SUPPLIED INFORMATION
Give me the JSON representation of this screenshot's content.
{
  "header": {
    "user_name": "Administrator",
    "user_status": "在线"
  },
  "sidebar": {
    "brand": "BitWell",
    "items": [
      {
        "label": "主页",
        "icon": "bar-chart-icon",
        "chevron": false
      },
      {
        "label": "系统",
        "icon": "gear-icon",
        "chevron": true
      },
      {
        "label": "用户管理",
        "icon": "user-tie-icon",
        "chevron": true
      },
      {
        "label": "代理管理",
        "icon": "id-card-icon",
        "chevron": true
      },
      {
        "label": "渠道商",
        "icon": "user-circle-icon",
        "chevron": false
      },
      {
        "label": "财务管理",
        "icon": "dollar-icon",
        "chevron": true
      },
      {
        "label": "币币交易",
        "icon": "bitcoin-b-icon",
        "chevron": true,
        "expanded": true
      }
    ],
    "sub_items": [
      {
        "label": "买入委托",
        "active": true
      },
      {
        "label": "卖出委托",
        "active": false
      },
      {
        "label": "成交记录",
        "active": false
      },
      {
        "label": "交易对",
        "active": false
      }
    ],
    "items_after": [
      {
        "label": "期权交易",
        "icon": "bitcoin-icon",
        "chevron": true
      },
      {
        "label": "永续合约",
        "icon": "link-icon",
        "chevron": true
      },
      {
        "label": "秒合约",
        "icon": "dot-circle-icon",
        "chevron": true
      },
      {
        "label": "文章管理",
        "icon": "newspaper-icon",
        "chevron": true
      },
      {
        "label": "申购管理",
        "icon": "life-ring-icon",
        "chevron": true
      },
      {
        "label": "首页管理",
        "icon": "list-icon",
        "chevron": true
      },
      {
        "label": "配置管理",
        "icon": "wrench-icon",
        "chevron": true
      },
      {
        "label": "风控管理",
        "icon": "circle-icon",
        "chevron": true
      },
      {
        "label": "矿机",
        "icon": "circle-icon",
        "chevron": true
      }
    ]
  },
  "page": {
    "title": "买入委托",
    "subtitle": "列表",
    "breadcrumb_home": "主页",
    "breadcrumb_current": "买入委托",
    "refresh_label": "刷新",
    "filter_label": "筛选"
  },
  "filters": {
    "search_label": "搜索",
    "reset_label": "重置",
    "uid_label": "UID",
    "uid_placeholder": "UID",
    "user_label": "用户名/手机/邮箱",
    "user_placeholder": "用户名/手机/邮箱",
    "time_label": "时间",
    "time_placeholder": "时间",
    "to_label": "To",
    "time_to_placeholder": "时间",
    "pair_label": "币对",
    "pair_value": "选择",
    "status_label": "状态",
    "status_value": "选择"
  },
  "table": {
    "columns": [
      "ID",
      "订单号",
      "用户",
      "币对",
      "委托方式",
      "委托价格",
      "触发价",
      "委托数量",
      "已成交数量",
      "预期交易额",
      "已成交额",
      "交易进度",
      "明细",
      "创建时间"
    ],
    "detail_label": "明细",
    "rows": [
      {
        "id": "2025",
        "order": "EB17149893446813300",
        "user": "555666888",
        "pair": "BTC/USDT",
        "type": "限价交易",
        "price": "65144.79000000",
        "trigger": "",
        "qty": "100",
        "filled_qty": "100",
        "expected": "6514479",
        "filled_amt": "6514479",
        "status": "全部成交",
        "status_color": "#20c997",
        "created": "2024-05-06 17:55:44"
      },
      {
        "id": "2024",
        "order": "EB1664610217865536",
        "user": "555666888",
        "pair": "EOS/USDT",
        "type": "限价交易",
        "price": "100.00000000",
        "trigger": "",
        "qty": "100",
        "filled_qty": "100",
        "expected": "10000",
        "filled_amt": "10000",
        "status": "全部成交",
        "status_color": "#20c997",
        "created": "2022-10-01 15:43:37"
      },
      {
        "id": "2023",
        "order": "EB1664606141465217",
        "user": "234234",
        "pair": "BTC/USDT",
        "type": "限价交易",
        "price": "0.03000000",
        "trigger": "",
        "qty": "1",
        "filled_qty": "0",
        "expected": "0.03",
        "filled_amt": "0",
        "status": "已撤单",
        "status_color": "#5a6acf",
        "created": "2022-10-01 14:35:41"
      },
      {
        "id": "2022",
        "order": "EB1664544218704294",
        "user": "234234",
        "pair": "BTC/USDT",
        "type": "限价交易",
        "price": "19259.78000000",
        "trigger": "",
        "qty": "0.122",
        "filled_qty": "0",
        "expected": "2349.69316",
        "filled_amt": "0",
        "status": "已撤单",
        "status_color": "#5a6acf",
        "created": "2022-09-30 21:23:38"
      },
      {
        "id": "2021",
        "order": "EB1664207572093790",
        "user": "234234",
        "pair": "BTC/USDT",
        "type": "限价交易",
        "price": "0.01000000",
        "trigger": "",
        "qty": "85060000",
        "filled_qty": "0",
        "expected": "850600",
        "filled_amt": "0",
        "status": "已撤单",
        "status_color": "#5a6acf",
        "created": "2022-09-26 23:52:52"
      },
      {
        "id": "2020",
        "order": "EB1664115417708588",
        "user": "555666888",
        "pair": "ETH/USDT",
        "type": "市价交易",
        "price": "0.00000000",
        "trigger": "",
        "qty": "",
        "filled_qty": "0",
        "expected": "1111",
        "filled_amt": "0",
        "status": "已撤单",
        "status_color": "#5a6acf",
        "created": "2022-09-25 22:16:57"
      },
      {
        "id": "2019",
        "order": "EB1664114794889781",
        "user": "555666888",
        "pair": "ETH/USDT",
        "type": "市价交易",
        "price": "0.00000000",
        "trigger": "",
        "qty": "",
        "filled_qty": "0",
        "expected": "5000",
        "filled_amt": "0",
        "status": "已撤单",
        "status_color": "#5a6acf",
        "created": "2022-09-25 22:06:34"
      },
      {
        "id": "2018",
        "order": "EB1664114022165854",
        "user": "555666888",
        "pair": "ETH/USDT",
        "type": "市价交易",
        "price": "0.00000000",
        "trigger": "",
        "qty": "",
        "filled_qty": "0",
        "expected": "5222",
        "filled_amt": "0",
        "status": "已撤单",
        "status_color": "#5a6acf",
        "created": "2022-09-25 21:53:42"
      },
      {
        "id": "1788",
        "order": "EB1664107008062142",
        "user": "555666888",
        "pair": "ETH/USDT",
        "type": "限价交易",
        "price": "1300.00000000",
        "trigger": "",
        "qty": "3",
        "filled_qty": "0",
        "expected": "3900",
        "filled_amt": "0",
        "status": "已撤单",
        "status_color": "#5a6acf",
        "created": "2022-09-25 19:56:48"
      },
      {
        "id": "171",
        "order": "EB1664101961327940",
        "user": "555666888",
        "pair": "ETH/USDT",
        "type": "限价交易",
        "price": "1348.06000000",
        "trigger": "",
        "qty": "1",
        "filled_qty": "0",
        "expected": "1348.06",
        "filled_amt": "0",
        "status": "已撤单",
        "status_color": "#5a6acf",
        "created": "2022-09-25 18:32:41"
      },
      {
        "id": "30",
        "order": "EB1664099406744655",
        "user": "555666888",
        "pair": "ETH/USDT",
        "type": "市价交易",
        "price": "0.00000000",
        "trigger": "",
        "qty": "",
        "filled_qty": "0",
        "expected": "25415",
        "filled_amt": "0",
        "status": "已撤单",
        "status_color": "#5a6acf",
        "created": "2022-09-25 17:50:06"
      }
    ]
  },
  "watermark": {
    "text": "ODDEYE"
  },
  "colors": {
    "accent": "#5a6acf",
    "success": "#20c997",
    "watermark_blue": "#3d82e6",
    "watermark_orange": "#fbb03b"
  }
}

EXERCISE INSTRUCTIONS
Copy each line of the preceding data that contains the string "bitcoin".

YOUR RESPONSE
        "icon": "bitcoin-b-icon",
        "icon": "bitcoin-icon",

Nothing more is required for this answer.